[Page and application data records]
□ □ □ □ □ □ □

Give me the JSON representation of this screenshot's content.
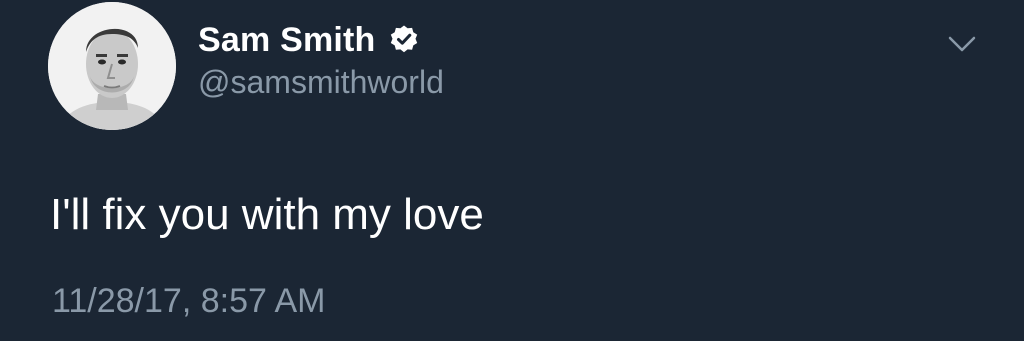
{
  "tweet": {
    "author": {
      "display_name": "Sam Smith",
      "handle": "@samsmithworld",
      "verified": true,
      "avatar_icon": "profile-photo"
    },
    "text": "I'll fix you with my love",
    "timestamp": "11/28/17, 8:57 AM",
    "menu_icon": "chevron-down-icon"
  },
  "colors": {
    "background": "#1b2634",
    "primary_text": "#ffffff",
    "secondary_text": "#8a99a8",
    "verified_badge": "#ffffff",
    "chevron": "#8a99a8"
  }
}
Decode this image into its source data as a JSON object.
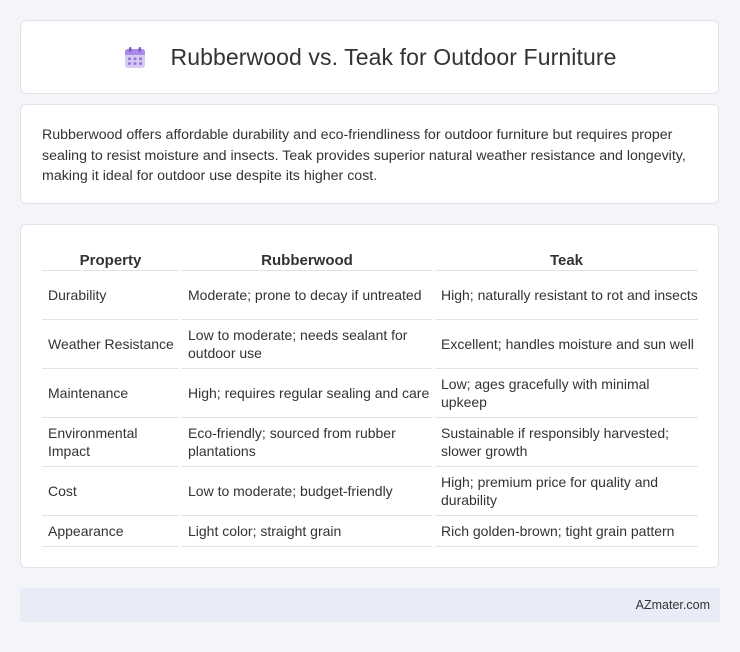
{
  "header": {
    "title": "Rubberwood vs. Teak for Outdoor Furniture",
    "icon": "calendar-icon"
  },
  "summary": {
    "text": "Rubberwood offers affordable durability and eco-friendliness for outdoor furniture but requires proper sealing to resist moisture and insects. Teak provides superior natural weather resistance and longevity, making it ideal for outdoor use despite its higher cost."
  },
  "table": {
    "headers": [
      "Property",
      "Rubberwood",
      "Teak"
    ],
    "rows": [
      [
        "Durability",
        "Moderate; prone to decay if untreated",
        "High; naturally resistant to rot and insects"
      ],
      [
        "Weather Resistance",
        "Low to moderate; needs sealant for outdoor use",
        "Excellent; handles moisture and sun well"
      ],
      [
        "Maintenance",
        "High; requires regular sealing and care",
        "Low; ages gracefully with minimal upkeep"
      ],
      [
        "Environmental Impact",
        "Eco-friendly; sourced from rubber plantations",
        "Sustainable if responsibly harvested; slower growth"
      ],
      [
        "Cost",
        "Low to moderate; budget-friendly",
        "High; premium price for quality and durability"
      ],
      [
        "Appearance",
        "Light color; straight grain",
        "Rich golden-brown; tight grain pattern"
      ]
    ]
  },
  "footer": {
    "brand": "AZmater.com"
  }
}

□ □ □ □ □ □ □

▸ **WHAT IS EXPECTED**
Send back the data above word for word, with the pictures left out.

▸ **RESULT FOR THIS EXERCISE**
Give me the JSON representation of this screenshot's content.
{
  "tweet": {
    "author": {
      "display_name": "Sam Smith",
      "handle": "@samsmithworld",
      "verified": true,
      "avatar_icon": "profile-photo"
    },
    "text": "I'll fix you with my love",
    "timestamp": "11/28/17, 8:57 AM",
    "menu_icon": "chevron-down-icon"
  },
  "colors": {
    "background": "#1b2634",
    "primary_text": "#ffffff",
    "secondary_text": "#8a99a8",
    "verified_badge": "#ffffff",
    "chevron": "#8a99a8"
  }
}
Decode this image into its source data as a JSON object.
{
  "header": {
    "title": "Rubberwood vs. Teak for Outdoor Furniture",
    "icon": "calendar-icon"
  },
  "summary": {
    "text": "Rubberwood offers affordable durability and eco-friendliness for outdoor furniture but requires proper sealing to resist moisture and insects. Teak provides superior natural weather resistance and longevity, making it ideal for outdoor use despite its higher cost."
  },
  "table": {
    "headers": [
      "Property",
      "Rubberwood",
      "Teak"
    ],
    "rows": [
      [
        "Durability",
        "Moderate; prone to decay if untreated",
        "High; naturally resistant to rot and insects"
      ],
      [
        "Weather Resistance",
        "Low to moderate; needs sealant for outdoor use",
        "Excellent; handles moisture and sun well"
      ],
      [
        "Maintenance",
        "High; requires regular sealing and care",
        "Low; ages gracefully with minimal upkeep"
      ],
      [
        "Environmental Impact",
        "Eco-friendly; sourced from rubber plantations",
        "Sustainable if responsibly harvested; slower growth"
      ],
      [
        "Cost",
        "Low to moderate; budget-friendly",
        "High; premium price for quality and durability"
      ],
      [
        "Appearance",
        "Light color; straight grain",
        "Rich golden-brown; tight grain pattern"
      ]
    ]
  },
  "footer": {
    "brand": "AZmater.com"
  }
}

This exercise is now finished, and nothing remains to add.